[One of my biggest travel tips if you are flying is to get a long connection, if you can. Think waiting three hours for your connecting flight is boring? How fun is sleeping in the airport all night because you missed your connection by 10 minutes when your first flight was late and you scheduled a connecting flight only 45 minutes from your first flight landing? I always shoot for two to three hour connections.]

I’ll be needing a passport

My university puts on so many different career fairs, major fairs, and job fairs to remember each individual one, but I do remember working one particular major fair in the Fall 2012 semester last year when I learned about an opportunity to study abroad for two weeks in London, England. I instantly lost interest in the fair and helping promote my college to shy high school students (oops) and instantly became interested in everything this study-abroad-experienced student had to say.

I have been interested in travel for quite some time now, but I have never traveled outside of the U.S. Going to London sounded like a dream to me, and something I needed to act upon fast, as my college career is flying by.

I schedule a meeting with the professor leading the trip (brownie points). Turns out, over 100 kids are interested in this 25 maximum student study abroad trip. Cool. And I learn the trip will cost approximately $6,000 – not quite a deal for two college classes, but it does include two weeks in London, England, don’t forget (Ahhem, Mom and Dad).

So I apply, I have to. When will I get this opportunity again? I get an interview, which I have to reschedule due to a lovely airline not being able to handle a measly 1/4″ of snow as the Dallas/Fort Worth airport (says this Cincinnati native).  But have no fear, I was able to fit in an interview the following week. Later the same afternoon I have been accepted into the program! The experience of a lifetime will follow.

The Hmong Culture of Laos

I am reading the book The Spirit Catches You and You Fall Down by Anne Fadiman for my nonfiction English class and it really has opened my eyes to other cultures.

I love learning about all cultures: what language they speak, what food they eat, where they live, what they wear etc., but I always focus on the good, positive aspects of their lives. I don’t think about the misfortunes and heartbreaks they go through: the wars, the governments, all the bad things. It’s not that I try to ignore them; it’s just that I focus on other things, blindly.

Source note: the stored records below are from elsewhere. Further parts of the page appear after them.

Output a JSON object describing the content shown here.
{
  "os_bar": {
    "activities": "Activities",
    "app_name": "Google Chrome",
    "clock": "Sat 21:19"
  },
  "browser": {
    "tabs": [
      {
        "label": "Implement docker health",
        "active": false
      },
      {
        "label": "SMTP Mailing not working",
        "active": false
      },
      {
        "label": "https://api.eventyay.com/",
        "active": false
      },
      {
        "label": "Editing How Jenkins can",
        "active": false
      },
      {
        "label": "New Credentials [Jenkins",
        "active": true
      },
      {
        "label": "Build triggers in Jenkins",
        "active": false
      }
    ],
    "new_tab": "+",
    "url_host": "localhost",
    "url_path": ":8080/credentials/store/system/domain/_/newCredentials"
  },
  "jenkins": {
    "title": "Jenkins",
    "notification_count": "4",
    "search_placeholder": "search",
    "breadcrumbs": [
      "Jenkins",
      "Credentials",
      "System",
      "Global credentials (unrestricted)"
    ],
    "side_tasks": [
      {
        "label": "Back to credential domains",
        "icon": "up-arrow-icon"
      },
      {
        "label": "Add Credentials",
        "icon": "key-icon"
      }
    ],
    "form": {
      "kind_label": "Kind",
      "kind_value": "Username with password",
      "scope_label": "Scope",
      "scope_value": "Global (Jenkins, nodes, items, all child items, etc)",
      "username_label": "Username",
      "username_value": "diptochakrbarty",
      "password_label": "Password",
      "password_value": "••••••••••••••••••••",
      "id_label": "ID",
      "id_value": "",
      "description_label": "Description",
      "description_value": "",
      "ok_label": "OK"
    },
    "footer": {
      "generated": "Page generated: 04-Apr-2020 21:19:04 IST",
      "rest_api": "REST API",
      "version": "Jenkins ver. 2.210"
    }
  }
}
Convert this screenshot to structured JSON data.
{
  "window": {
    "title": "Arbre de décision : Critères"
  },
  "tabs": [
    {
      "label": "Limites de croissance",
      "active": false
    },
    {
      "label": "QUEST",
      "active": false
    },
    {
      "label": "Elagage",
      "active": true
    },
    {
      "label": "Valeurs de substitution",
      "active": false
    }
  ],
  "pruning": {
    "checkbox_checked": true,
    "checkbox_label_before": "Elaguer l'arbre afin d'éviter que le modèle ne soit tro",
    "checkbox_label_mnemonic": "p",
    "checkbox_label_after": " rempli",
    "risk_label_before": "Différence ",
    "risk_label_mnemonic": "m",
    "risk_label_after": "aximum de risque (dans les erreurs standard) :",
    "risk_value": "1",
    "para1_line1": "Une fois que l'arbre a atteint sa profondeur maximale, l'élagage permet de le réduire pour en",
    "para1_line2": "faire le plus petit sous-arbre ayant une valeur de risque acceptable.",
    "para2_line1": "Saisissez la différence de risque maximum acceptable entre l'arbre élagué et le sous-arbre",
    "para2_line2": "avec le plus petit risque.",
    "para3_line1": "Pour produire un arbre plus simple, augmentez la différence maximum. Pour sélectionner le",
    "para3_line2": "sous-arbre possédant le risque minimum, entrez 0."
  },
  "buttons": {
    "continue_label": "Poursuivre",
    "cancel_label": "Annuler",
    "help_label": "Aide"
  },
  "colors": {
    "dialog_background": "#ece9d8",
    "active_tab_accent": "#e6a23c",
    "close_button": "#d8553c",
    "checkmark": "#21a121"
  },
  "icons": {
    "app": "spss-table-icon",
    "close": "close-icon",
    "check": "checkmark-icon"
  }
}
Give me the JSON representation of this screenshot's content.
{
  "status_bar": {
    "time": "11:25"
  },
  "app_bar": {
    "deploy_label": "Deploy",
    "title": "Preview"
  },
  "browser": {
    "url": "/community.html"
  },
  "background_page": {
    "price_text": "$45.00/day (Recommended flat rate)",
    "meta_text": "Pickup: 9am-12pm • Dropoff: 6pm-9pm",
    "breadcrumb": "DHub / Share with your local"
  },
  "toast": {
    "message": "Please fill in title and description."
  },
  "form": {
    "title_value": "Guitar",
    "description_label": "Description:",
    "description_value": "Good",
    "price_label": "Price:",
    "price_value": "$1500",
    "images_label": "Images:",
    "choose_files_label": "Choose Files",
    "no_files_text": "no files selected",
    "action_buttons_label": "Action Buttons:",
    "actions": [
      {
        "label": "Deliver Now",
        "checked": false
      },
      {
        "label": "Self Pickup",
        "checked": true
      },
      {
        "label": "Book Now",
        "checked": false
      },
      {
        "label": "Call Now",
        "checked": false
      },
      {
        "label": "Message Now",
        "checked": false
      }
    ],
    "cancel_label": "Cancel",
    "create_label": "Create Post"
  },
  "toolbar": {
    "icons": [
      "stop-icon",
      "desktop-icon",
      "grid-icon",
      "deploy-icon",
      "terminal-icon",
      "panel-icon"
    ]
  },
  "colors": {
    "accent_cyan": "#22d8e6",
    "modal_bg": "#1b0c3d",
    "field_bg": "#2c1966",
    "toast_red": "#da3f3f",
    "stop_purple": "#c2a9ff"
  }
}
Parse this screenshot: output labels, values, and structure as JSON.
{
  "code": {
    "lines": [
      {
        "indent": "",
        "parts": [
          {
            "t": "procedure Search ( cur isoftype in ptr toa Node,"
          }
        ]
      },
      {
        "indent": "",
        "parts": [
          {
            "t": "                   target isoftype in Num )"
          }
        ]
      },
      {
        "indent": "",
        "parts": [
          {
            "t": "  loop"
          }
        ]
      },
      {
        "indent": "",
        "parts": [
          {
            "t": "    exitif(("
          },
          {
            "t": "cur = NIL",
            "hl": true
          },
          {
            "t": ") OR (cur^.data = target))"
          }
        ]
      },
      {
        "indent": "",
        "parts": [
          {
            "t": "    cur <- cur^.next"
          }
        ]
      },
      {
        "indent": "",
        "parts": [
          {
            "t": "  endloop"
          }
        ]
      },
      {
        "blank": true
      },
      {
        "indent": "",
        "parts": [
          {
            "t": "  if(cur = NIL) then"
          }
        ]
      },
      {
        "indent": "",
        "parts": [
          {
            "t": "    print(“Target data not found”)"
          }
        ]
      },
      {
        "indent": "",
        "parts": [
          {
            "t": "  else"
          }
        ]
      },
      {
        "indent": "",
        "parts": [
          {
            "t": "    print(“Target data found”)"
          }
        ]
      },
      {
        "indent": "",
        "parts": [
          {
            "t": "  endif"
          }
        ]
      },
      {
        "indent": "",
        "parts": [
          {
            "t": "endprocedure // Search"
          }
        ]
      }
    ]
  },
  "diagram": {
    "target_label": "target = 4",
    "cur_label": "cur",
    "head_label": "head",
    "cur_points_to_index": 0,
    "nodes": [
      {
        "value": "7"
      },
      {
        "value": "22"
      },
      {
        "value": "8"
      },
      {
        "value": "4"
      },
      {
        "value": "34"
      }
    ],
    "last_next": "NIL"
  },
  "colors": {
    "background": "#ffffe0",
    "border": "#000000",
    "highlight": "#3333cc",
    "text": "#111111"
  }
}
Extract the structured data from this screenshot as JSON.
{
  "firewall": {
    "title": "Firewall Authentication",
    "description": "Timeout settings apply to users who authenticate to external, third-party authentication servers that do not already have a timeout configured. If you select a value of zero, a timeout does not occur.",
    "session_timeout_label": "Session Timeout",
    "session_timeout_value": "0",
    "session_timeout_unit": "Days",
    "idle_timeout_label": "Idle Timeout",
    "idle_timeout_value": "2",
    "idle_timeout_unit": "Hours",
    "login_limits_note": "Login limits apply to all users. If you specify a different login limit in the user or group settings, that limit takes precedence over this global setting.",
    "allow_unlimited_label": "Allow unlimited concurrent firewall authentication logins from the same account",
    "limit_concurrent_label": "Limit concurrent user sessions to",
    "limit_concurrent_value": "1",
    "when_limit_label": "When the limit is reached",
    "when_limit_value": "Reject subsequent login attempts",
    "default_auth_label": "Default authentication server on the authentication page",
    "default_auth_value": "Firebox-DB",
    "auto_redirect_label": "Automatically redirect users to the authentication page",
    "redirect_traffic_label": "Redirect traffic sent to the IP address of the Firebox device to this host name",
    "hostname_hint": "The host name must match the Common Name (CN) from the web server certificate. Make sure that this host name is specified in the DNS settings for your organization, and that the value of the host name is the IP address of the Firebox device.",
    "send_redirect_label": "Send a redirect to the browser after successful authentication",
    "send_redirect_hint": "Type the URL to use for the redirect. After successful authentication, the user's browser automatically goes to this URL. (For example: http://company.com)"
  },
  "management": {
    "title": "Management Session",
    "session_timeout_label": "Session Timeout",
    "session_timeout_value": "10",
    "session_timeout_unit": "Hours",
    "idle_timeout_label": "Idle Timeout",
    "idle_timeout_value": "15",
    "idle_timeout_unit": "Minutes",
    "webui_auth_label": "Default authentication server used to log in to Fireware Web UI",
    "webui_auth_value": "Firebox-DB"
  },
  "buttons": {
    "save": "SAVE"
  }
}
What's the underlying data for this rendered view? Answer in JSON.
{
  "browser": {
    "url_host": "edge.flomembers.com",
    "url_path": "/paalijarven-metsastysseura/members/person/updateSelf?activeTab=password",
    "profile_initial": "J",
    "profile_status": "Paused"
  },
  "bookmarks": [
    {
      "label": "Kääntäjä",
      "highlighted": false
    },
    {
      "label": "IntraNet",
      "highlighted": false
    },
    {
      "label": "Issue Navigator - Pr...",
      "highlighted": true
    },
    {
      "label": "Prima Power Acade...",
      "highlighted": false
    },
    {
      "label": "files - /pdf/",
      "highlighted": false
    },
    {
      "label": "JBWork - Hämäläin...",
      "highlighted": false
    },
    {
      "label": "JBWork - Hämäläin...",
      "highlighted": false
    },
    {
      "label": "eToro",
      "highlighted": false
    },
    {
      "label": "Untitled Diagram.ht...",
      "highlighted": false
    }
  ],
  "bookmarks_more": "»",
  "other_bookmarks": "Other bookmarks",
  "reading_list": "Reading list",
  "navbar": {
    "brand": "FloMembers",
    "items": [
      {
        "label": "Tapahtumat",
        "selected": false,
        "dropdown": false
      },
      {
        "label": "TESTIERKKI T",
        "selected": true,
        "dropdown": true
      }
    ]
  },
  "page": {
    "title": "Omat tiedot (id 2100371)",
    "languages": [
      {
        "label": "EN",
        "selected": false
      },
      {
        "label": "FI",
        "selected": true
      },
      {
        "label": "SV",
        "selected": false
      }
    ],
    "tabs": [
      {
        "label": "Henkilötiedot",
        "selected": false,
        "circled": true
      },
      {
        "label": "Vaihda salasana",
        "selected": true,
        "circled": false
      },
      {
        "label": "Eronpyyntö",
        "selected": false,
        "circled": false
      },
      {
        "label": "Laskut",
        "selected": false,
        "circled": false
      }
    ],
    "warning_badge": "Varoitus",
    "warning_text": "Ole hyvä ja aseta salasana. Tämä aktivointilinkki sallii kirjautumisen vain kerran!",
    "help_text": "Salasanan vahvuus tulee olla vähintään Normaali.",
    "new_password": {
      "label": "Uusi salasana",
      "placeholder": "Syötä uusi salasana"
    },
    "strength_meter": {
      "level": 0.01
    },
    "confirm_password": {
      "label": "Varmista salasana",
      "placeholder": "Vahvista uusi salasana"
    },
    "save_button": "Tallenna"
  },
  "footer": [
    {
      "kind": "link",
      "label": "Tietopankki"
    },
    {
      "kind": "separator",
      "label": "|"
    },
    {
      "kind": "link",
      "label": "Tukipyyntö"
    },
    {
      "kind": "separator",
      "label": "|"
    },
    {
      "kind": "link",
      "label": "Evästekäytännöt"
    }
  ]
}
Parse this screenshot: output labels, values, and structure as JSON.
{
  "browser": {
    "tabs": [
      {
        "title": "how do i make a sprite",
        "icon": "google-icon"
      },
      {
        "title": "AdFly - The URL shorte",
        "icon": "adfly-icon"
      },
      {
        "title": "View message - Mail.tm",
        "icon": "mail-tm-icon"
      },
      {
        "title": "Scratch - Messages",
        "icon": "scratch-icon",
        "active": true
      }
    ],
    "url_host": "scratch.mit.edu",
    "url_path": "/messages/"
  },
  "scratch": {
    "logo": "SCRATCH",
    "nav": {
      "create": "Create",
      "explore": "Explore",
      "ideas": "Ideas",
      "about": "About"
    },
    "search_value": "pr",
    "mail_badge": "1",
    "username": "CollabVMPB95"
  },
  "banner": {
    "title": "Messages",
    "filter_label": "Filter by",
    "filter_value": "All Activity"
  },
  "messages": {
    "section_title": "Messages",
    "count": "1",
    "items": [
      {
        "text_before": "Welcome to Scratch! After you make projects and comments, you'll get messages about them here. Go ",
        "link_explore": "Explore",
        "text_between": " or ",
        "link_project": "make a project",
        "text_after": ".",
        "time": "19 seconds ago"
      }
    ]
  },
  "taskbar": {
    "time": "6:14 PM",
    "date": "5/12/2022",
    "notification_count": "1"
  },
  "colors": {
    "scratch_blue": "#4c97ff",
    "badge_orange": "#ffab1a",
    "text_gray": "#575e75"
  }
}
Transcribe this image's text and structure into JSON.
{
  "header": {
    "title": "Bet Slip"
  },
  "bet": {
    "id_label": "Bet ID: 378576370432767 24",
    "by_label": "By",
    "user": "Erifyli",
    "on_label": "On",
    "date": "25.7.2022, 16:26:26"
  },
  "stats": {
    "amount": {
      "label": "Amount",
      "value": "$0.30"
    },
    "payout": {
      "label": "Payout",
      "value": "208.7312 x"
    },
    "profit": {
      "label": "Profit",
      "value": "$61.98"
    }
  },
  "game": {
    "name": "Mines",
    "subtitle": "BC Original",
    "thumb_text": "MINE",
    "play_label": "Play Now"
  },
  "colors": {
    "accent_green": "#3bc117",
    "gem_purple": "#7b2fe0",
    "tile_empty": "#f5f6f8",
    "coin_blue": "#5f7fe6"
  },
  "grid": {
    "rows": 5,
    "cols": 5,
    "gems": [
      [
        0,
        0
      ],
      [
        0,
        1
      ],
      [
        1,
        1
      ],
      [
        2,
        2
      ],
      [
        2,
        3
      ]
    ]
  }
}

The country of Laos is inbetween Vietnam and Thailand. When the Vietnam War was being fought, America recruited Hmong soldiers to fight in place of many American soldiers, but left the Hmong to fend for themselves when the war was over. The Hmong crossed the Mekong River to Thailand and into refugee camps, until 2009 when Thailand sent the Hmong back to Laos on their own.

In Fadiman’s book, a Hmong family from Laos experiences American culture. The family moved to America and immediately was thrown into the medical system when their daughter was diagnosed with epilepsy-except they don’t know it because they didn’t speak the language. The book delves into the battle between listening to the American doctors who tolerate the Hmong family and the Hmong family struggling to know what to do for their daughter, who they believe is spiritually sick.
Each day the class debates what they think is the right thing for Lia, the young girl who is sick. It is sometimes hard to sit there because even though I love experiencing cultures and new things, I disagree with most of the class who sides with the Hmong family.


The Hmong people.

I believe strongly in the American culture-maybe because it is such a mix of cultures, maybe because it’s just the easy, comfortable thing to do. I don’t know. I feel for the family, but I don’t think they are doing what they should. It is hard for me to respect them when I think they are wrong, but isn’t that the definition of tolerance; Respecting someone who is different than you.
It was an eye opener, acknowledging the fact that I have trouble understanding and empathizing with others, but now that I do acknowledge the shameful fact, I want to try to change it. Whether you agree with someone or not is not important. But you should at least respect a person for their beliefs.